Work to complete: Return the lines below that contain the word "OperaterLog".

====== Recorded data ======

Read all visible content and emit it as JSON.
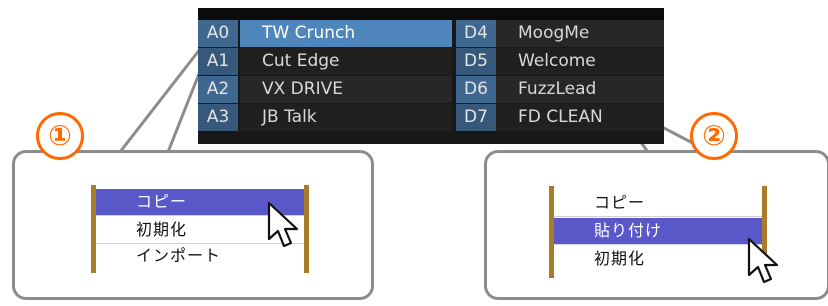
{
  "presets": {
    "left": [
      {
        "id": "A0",
        "name": "TW Crunch",
        "selected": true
      },
      {
        "id": "A1",
        "name": "Cut Edge",
        "selected": false
      },
      {
        "id": "A2",
        "name": "VX DRIVE",
        "selected": false
      },
      {
        "id": "A3",
        "name": "JB Talk",
        "selected": false
      }
    ],
    "right": [
      {
        "id": "D4",
        "name": "MoogMe"
      },
      {
        "id": "D5",
        "name": "Welcome"
      },
      {
        "id": "D6",
        "name": "FuzzLead"
      },
      {
        "id": "D7",
        "name": "FD CLEAN"
      }
    ]
  },
  "steps": {
    "step1": "①",
    "step2": "②"
  },
  "menu1": {
    "items": [
      "コピー",
      "初期化",
      "インポート"
    ],
    "highlighted": "コピー"
  },
  "menu2": {
    "items": [
      "コピー",
      "貼り付け",
      "初期化"
    ],
    "highlighted": "貼り付け"
  },
  "colors": {
    "accent": "#ff6a00",
    "menu_highlight": "#5a57c8",
    "selected_row": "#4e86bb"
  },
  "icons": [
    "mouse-pointer-icon"
  ]
}
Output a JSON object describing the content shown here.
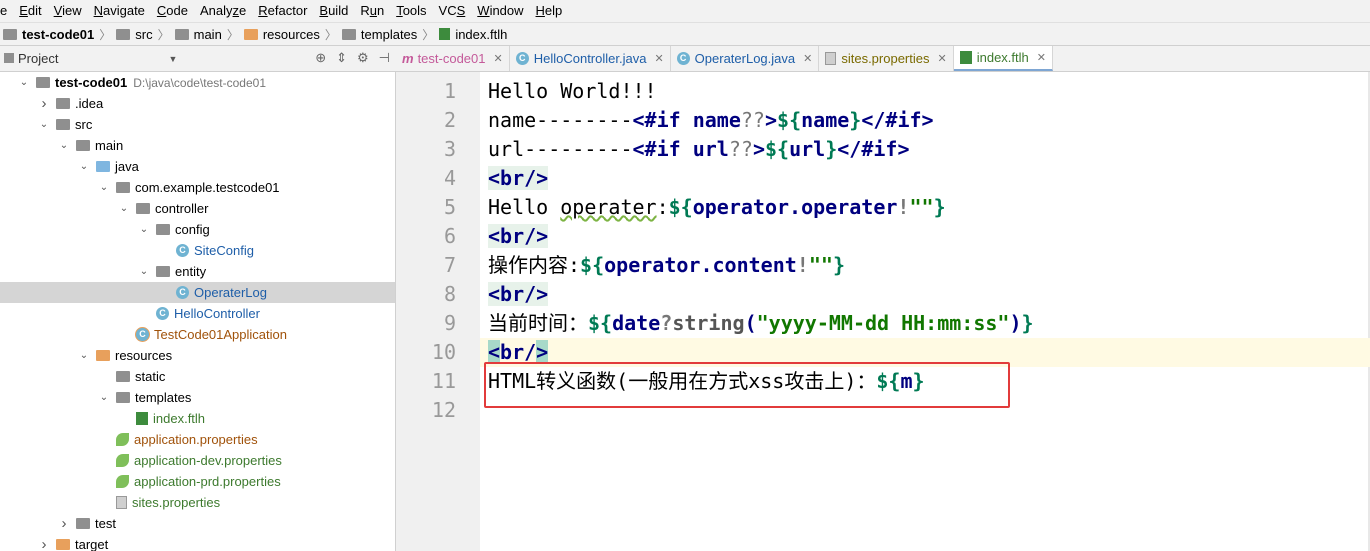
{
  "menu": [
    {
      "label": "e",
      "u": ""
    },
    {
      "label": "Edit",
      "u": "E"
    },
    {
      "label": "View",
      "u": "V"
    },
    {
      "label": "Navigate",
      "u": "N"
    },
    {
      "label": "Code",
      "u": "C"
    },
    {
      "label": "Analyze",
      "u": "z"
    },
    {
      "label": "Refactor",
      "u": "R"
    },
    {
      "label": "Build",
      "u": "B"
    },
    {
      "label": "Run",
      "u": "u"
    },
    {
      "label": "Tools",
      "u": "T"
    },
    {
      "label": "VCS",
      "u": "S"
    },
    {
      "label": "Window",
      "u": "W"
    },
    {
      "label": "Help",
      "u": "H"
    }
  ],
  "breadcrumb": [
    "test-code01",
    "src",
    "main",
    "resources",
    "templates",
    "index.ftlh"
  ],
  "project_panel": {
    "title": "Project"
  },
  "tree": [
    {
      "label": "test-code01",
      "extra": "D:\\java\\code\\test-code01",
      "indent": 0,
      "arrow": "down",
      "icon": "folder",
      "bold": true
    },
    {
      "label": ".idea",
      "indent": 1,
      "arrow": "right",
      "icon": "folder"
    },
    {
      "label": "src",
      "indent": 1,
      "arrow": "down",
      "icon": "folder"
    },
    {
      "label": "main",
      "indent": 2,
      "arrow": "down",
      "icon": "folder"
    },
    {
      "label": "java",
      "indent": 3,
      "arrow": "down",
      "icon": "folder-blue"
    },
    {
      "label": "com.example.testcode01",
      "indent": 4,
      "arrow": "down",
      "icon": "folder"
    },
    {
      "label": "controller",
      "indent": 5,
      "arrow": "down",
      "icon": "folder"
    },
    {
      "label": "config",
      "indent": 6,
      "arrow": "down",
      "icon": "folder"
    },
    {
      "label": "SiteConfig",
      "indent": 7,
      "arrow": "",
      "icon": "class",
      "color": "blue"
    },
    {
      "label": "entity",
      "indent": 6,
      "arrow": "down",
      "icon": "folder"
    },
    {
      "label": "OperaterLog",
      "indent": 7,
      "arrow": "",
      "icon": "class",
      "color": "blue",
      "selected": true
    },
    {
      "label": "HelloController",
      "indent": 6,
      "arrow": "",
      "icon": "class",
      "color": "blue"
    },
    {
      "label": "TestCode01Application",
      "indent": 5,
      "arrow": "",
      "icon": "class",
      "color": "orange"
    },
    {
      "label": "resources",
      "indent": 3,
      "arrow": "down",
      "icon": "folder-orange"
    },
    {
      "label": "static",
      "indent": 4,
      "arrow": "",
      "icon": "folder"
    },
    {
      "label": "templates",
      "indent": 4,
      "arrow": "down",
      "icon": "folder"
    },
    {
      "label": "index.ftlh",
      "indent": 5,
      "arrow": "",
      "icon": "ftl",
      "color": "green"
    },
    {
      "label": "application.properties",
      "indent": 4,
      "arrow": "",
      "icon": "leaf",
      "color": "orange"
    },
    {
      "label": "application-dev.properties",
      "indent": 4,
      "arrow": "",
      "icon": "leaf",
      "color": "green"
    },
    {
      "label": "application-prd.properties",
      "indent": 4,
      "arrow": "",
      "icon": "leaf",
      "color": "green"
    },
    {
      "label": "sites.properties",
      "indent": 4,
      "arrow": "",
      "icon": "file",
      "color": "green"
    },
    {
      "label": "test",
      "indent": 2,
      "arrow": "right",
      "icon": "folder"
    },
    {
      "label": "target",
      "indent": 1,
      "arrow": "right",
      "icon": "folder-orange"
    }
  ],
  "tabs": [
    {
      "label": "test-code01",
      "icon": "m",
      "color": "#c45a9a"
    },
    {
      "label": "HelloController.java",
      "icon": "class",
      "color": "#1e5ea8"
    },
    {
      "label": "OperaterLog.java",
      "icon": "class",
      "color": "#1e5ea8"
    },
    {
      "label": "sites.properties",
      "icon": "file",
      "color": "#7a6a00"
    },
    {
      "label": "index.ftlh",
      "icon": "ftl",
      "color": "#3d7a2e",
      "active": true
    }
  ],
  "editor": {
    "line_numbers": [
      "1",
      "2",
      "3",
      "4",
      "5",
      "6",
      "7",
      "8",
      "9",
      "10",
      "11",
      "12"
    ],
    "current_line": "10",
    "code": [
      "Hello World!!!",
      "name--------<#if name??>${name}</#if>",
      "url---------<#if url??>${url}</#if>",
      "<br/>",
      "Hello operater:${operator.operater!\"\"}",
      "<br/>",
      "操作内容:${operator.content!\"\"}",
      "<br/>",
      "当前时间：${date?string(\"yyyy-MM-dd HH:mm:ss\")}",
      "<br/>",
      "HTML转义函数(一般用在方式xss攻击上)：${m}",
      ""
    ]
  },
  "colors": {
    "accent": "#7ea6d3",
    "highlight_box": "#e23b3b",
    "current_line": "#fffae3"
  }
}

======

Exercise result:
      "label": "OperaterLog",
      "label": "OperaterLog.java",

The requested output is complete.